but we all got the same portions. That was about sharing and being considerate, survival was interdependent, we did everything together,” she said.
We were sitting in a buzzing restaurant in the Cape Town CBD when a man sitting at a table across from ours came over to shake Khoza’s hand and commend her for her fighting spirit.
She smiled graciously as she welcomed the appreciation with warmth.
Though her family was not very political, her grandmother conscientised her from an early age to a point where she became an activist at 12, before leaving home at 13.
Khoza at the time was also an entrepreneur, selling fried fish and popcorn at school and to people in the neighbourhood. Her political turning point came after a friend told her of a place in the city where she could get her fish cheaper.
“When I went into the city, I saw these white kids who were not barefoot like me. I was walking barefoot and they were riding bicycles. They had all these nice houses and suddenly I saw the children were swimming in a sparkling blue pool and here I was swimming in the river, the dirty water.”
In search of a balance between the “injustices” she believed were enacted upon black people, Khoza became involved in the youth movement.
“I was very inquisitive; then I joined a youth movement called DCO Matiwane before I became part of the Edendale Youth. I was 12 at the time and that is when I came across the Freedom Charter, which was the first political document which made sense to me. It began to sensitise me that actually I was not getting the same education as those people, It was beginning to talk about racism and that we needed to have a non-racial society. “That is how I became

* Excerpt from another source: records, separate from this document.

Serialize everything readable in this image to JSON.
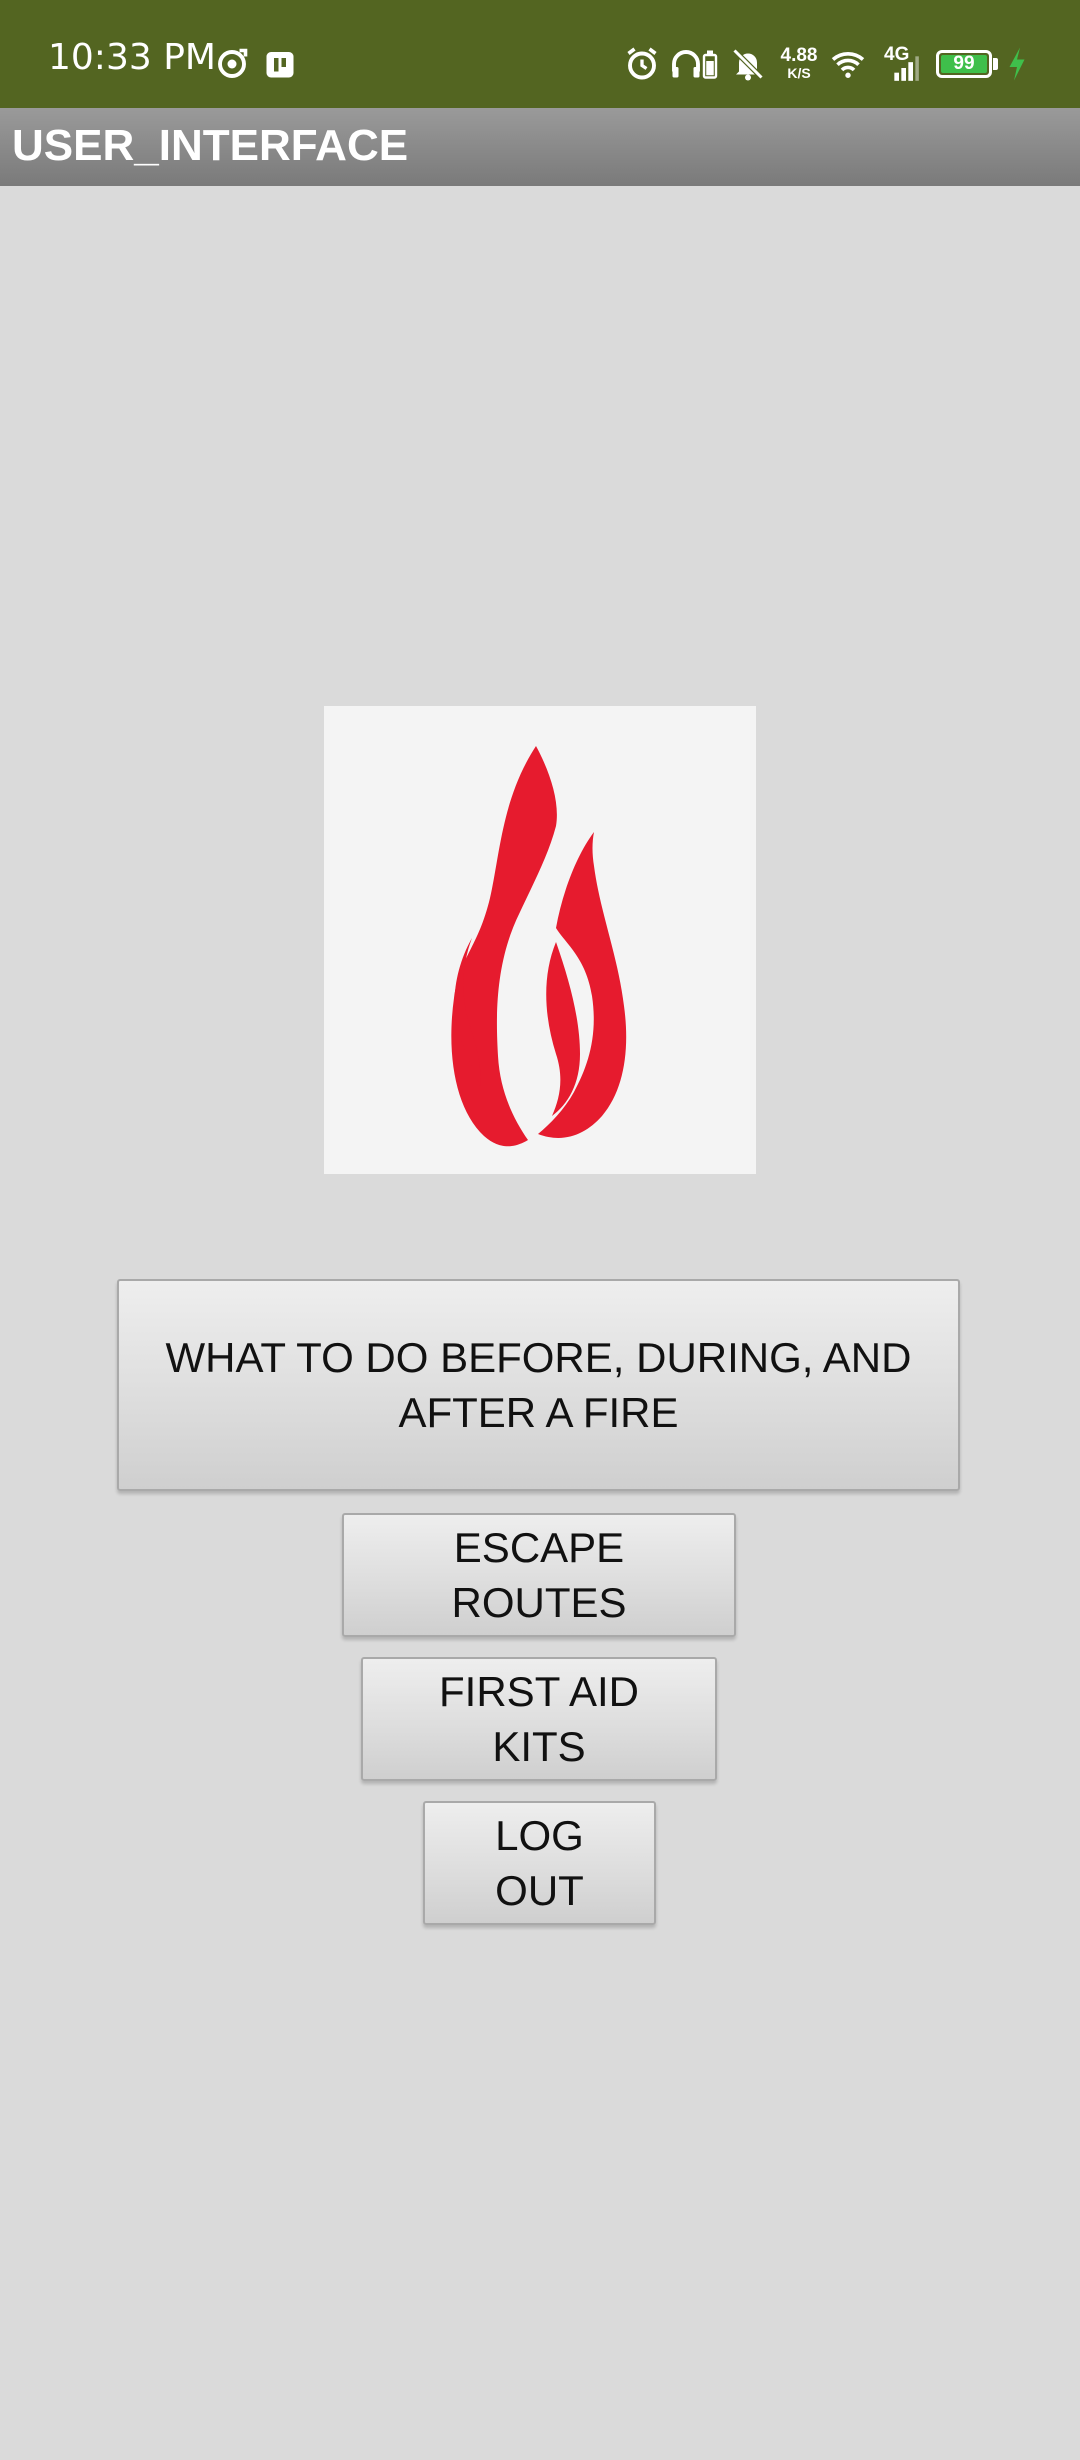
{
  "status_bar": {
    "time": "10:33 PM",
    "net_speed_value": "4.88",
    "net_speed_unit": "K/S",
    "network_type": "4G",
    "battery_level": "99",
    "background_color": "#536521",
    "battery_color": "#3fbf4b",
    "icons": [
      "sync-icon",
      "app-notification-icon",
      "alarm-icon",
      "headphones-icon",
      "headphone-battery-icon",
      "notifications-muted-icon",
      "wifi-icon",
      "signal-icon",
      "charging-icon"
    ]
  },
  "app_bar": {
    "title": "USER_INTERFACE",
    "background_color": "#8a8a8a"
  },
  "main": {
    "logo": {
      "icon": "fire-flame-icon",
      "color": "#e61b2e"
    },
    "buttons": [
      {
        "label": "WHAT TO DO BEFORE, DURING, AND AFTER A FIRE"
      },
      {
        "label": "ESCAPE ROUTES"
      },
      {
        "label": "FIRST AID KITS"
      },
      {
        "label": "LOG OUT"
      }
    ]
  }
}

ANC MP Makhosi Khoza says she was insulted when she ordered not to vote against Zuma.